As Sir Richard Branson prepares to become Earth’s first billionaire space (high altitude?) tourist, flashback to this encounter at the 2012 UN Earth Summit in Rio de Janeiro:
Words flew as CFACT’s Craig Rucker and Sir Richard Branson squared off at the Rio+20 Earth Summit in Brazil. Surrounded by Greenpeace activists, Branson was leaving the Greenpeace press conference just as Rucker was entering for CFACT’s press event.
Rucker seized the opportunity to confront the globe-trotting, fossil fuel-burning Branson about his unlikely position on global warming. “Sir, do you support the European carbon tax on your own planes going from the United States to Europe?” Rucker asked. Clearly surprised, Branson responded that he would prefer it be an “international tax, rather than just one area of the world.”

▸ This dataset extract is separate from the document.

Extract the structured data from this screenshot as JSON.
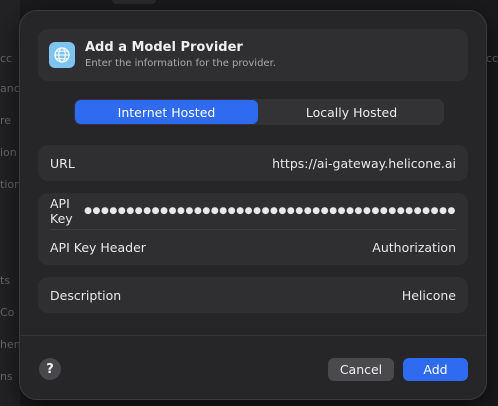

Such an idea is not unheard of. In fact, one of the items on the negotiating table here at Rio+20 is a tax on international financial transactions ranging of 2%. It is unusual for the head of multi-national corporations to support such radical policies.
Rucker asked whether it would be wise for Branson to tax his clients considering that “the support for global warming science is eroding worldwide.” Over one thousand scientists dispute the man-made global warming hypothesis. Nonetheless, Branson refused to concede the point and insisted, “even if we are mistaken about that [global warming], I think it is good – we’re running out of oil so we need to move into clean fuels as soon as possible.”
He’s wrong about the world running out of oil too, but Rucker will have to take that up with him next time they cross paths, as Branson was quickly ushered away by his entourage.